Beginning in September 2019, B.C. students entering their final years of high school will go through a new graduation program.
“Students will learn to look at the world in different ways, including Indigenous perspectives,” promises a government press release. “They will be encouraged to take ownership of their learning and personal growth.”
The new grad program will aim to focus on students developing foundational skills like reading, writing and math, while helping them build a range of other competencies that employers and post-secondary institutions are looking for, such as creative and analytical skills, entrepreneurial skills and leadership.
Students will choose from a range of new course options in areas such as environmental science, web development, digital media, engineering and robotics. Many of these new courses are already on offer in Maple Ridge and Pitt Meadows high schools, as well as locally developed courses, explained Shannon Derinzy, assistant superintendent for School District 42.
“There are a whole lot of new courses in the new curriculum, and schools and teachers have to decide what they want to offer,” explained Derinzy.

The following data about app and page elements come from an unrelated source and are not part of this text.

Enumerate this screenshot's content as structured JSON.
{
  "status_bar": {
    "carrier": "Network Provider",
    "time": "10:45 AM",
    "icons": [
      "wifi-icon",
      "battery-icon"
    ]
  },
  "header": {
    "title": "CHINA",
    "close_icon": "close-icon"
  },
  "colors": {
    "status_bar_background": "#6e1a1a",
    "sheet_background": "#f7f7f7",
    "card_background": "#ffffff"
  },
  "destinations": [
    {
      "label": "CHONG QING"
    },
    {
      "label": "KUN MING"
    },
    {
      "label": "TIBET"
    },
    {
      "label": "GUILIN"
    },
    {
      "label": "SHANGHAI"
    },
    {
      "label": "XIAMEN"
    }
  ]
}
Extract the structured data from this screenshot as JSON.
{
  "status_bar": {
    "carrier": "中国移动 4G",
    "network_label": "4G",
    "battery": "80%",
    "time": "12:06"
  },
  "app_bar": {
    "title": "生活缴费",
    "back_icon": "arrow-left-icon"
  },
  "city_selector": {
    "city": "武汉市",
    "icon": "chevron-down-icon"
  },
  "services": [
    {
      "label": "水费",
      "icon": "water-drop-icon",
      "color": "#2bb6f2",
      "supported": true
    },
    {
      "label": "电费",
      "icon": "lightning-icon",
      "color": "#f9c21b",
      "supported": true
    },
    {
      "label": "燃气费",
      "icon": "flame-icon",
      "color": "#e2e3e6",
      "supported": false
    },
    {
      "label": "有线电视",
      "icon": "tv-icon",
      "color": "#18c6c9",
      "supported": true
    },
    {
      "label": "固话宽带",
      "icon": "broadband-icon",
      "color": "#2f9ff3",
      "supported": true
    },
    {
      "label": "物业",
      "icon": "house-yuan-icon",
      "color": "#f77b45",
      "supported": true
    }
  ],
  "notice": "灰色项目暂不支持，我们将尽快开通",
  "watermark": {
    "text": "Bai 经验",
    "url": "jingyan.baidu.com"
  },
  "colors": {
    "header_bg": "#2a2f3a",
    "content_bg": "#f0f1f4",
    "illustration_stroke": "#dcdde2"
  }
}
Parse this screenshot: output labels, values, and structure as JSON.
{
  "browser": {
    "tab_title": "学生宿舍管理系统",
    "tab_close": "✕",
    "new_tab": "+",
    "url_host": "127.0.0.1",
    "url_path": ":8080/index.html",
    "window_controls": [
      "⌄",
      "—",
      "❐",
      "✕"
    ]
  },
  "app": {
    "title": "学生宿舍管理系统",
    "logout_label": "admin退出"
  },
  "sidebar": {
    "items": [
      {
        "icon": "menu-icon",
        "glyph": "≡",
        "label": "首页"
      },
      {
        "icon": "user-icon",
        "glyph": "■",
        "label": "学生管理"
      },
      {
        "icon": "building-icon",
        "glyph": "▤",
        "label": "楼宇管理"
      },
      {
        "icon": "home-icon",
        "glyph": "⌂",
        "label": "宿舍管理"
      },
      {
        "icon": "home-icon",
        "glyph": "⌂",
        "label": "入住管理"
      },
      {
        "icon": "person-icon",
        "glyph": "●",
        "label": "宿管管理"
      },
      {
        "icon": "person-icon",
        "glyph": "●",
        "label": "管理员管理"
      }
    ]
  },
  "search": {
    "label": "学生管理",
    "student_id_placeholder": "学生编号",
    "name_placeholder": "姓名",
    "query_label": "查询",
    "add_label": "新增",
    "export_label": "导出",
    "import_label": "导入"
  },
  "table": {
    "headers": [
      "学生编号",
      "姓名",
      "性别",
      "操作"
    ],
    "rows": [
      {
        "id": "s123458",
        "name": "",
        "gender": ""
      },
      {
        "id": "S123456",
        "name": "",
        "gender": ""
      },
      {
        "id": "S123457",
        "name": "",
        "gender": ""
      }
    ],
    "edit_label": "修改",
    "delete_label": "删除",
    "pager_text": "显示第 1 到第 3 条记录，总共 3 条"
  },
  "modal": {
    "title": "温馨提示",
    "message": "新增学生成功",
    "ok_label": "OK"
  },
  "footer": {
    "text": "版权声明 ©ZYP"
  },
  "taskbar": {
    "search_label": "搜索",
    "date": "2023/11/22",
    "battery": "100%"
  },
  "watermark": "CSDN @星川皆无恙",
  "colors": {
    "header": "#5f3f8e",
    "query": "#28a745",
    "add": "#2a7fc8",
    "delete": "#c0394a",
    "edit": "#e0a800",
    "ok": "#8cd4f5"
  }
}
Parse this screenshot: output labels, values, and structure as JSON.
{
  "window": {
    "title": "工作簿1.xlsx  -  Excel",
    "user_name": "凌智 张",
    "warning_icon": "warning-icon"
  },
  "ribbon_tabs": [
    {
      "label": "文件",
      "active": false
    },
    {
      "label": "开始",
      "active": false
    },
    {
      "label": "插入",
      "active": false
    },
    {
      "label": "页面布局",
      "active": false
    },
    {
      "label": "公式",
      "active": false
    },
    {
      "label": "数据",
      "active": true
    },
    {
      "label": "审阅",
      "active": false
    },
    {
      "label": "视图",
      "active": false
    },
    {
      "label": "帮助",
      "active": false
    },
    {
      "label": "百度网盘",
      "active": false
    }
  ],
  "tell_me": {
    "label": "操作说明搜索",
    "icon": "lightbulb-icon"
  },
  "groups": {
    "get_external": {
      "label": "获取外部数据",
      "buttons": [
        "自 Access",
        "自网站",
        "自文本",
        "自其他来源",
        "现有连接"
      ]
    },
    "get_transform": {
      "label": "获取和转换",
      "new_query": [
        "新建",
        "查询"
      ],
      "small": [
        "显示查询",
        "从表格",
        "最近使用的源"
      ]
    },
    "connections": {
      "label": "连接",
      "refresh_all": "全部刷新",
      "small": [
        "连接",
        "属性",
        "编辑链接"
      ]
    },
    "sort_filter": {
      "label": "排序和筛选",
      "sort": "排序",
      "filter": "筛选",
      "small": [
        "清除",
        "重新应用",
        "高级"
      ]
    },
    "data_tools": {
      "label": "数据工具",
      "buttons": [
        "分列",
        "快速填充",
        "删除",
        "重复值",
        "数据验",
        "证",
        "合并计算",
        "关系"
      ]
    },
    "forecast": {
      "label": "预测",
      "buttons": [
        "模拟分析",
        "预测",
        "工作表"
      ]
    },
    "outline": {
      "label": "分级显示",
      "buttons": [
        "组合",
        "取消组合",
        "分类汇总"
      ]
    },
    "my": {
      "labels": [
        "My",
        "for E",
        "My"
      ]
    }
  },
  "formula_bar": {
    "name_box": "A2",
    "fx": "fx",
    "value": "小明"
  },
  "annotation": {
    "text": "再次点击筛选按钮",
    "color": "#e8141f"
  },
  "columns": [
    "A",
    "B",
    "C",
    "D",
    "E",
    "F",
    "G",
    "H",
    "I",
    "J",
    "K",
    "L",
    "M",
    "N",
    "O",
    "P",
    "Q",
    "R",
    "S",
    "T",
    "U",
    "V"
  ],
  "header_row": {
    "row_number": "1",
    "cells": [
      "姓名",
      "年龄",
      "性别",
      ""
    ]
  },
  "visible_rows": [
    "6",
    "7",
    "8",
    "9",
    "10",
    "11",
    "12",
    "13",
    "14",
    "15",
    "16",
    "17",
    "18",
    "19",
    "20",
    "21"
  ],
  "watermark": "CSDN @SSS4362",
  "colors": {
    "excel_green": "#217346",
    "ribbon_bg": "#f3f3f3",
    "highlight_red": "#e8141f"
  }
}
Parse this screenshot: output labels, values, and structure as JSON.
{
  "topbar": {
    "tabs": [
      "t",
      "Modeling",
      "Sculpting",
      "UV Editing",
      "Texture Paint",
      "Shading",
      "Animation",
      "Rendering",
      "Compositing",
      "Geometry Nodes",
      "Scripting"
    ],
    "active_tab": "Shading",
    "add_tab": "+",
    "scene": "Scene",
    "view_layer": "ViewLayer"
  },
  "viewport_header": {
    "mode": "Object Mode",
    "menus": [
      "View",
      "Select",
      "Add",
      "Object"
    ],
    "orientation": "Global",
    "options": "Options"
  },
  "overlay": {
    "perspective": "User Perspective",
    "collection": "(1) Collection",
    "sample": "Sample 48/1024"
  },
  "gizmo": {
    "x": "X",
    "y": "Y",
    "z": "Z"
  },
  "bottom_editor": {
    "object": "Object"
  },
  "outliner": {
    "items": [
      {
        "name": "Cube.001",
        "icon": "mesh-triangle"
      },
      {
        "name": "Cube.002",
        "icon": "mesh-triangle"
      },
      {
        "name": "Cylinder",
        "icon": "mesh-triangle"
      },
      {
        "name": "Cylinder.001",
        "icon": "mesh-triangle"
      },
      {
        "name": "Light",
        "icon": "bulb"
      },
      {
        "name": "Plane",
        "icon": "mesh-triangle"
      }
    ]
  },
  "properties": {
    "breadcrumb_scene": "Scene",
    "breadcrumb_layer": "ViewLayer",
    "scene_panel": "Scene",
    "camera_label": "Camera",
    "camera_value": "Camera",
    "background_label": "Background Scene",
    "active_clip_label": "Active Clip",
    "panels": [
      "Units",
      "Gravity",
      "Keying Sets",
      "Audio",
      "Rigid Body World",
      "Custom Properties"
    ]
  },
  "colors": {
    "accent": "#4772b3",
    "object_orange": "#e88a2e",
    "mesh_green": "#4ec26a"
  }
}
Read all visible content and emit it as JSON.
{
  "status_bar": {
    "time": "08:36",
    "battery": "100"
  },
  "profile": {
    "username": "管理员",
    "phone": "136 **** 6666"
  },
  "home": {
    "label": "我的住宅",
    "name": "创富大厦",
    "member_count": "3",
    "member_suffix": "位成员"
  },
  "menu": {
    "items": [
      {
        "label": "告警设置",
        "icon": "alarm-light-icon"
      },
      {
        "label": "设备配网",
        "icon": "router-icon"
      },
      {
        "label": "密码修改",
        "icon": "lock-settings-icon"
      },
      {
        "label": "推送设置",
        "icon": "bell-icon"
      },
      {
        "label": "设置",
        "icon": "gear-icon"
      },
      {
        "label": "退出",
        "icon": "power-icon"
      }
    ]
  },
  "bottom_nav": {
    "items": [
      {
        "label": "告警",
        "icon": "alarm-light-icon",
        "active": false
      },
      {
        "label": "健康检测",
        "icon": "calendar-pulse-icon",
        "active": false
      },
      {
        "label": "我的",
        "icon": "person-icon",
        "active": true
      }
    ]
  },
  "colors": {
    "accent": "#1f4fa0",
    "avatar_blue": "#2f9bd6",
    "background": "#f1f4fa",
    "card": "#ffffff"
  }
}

She added it will ultimately be up to students to decide what new courses will continue to be offered – if 24 or 25 don’t sign up for electives, it will not be a viable class.
Grades and university application have been an ongoing discussion as part of the graduation program, and there will still be student assessment via standardized provincial tests.
Students will be required to write three new mandatory graduation assessments – numeracy in Grade 10, and literacy in grades 10 and 12. The results will be reported as stand-alone items on student transcripts. They will replace course-based provincial exams, and will instead evaluate essential numeracy and literacy abilities developed across many areas of learning and grades, rather than content knowledge from one particular course.
Derinzy said they are “a little more robust” that the provincial exams, based on course work. But they will be standardized, and all students will take them during the same week near the end of June.
The new Grade 10 numeracy assessment was successfully implemented during the 2017-18 school year and is being written again this year. Beginning in the 2019-20 school year, Grade 10 students will write both a numeracy and a literacy assessment. Starting in January 2021, a final literacy assessment for students in Grade 12 will be added.
Students results will be reported on a proficiency scale starting with “emerging,” then “developing,” “proficient” and the highest level being “extending.”
Derinzy said most universities will assess students based on their course percentages when considering admissions. Grades 10-12 students will continue to receive report cards with letter grades and percentages for all courses, and still be required to complete at least 80 credits for graduation.
The emphasis will be on graduating students who can solve problems and continue learning.
“I would say overall people are pretty excited about it,” said Derinzy. “The new grad program is what educators have been asking for, for a long time.”
Parents won’t find their children’s classrooms unrecognizable from when they graduated. The core subjects are still there – math, science, English and social studies.
“You still have to teach some content, but the emphasis is on skills,” said Derinzy.
Two new career education courses are being introduced, giving students an opportunity to explore career pathways, and develop the skills needed to manage their career and life transitions.
“All students deserve to graduate with the necessary skills and competencies to help them continue learning and excel in the jobs of tomorrow,” said Rob Fleming, Minister of Education. “We’re pioneering important changes in classrooms today to make sure all students have the opportunity to explore where they want to go in life and build bright futures for themselves.”
Indigenous knowledge and perspectives are woven across all grades and areas of learning.
“Education is a key part of reconciliation, and we know that it’s crucial for Indigenous knowledge and history to be embedded in the learning that happens in the classroom for the benefit of all students,” said Fleming. “We’re committed to improving results for Indigenous students and increasing the presence of Indigenous languages, culture and history throughout all subject matter in B.C. schools.”
Several new Indigenous-focused courses will be offered starting in September 2019, including Contemporary Indigenous Studies 12 and B.C. First Peoples 12. In addition, 17 Indigenous languages have been approved to be taught in B.C. schools and six more are in development. Teachers are being supported to include Indigenous content, both historical and contemporary, into all subject matter.
The new K-9 curriculum was implemented in September 2016, followed by Grade 10 in September 2018.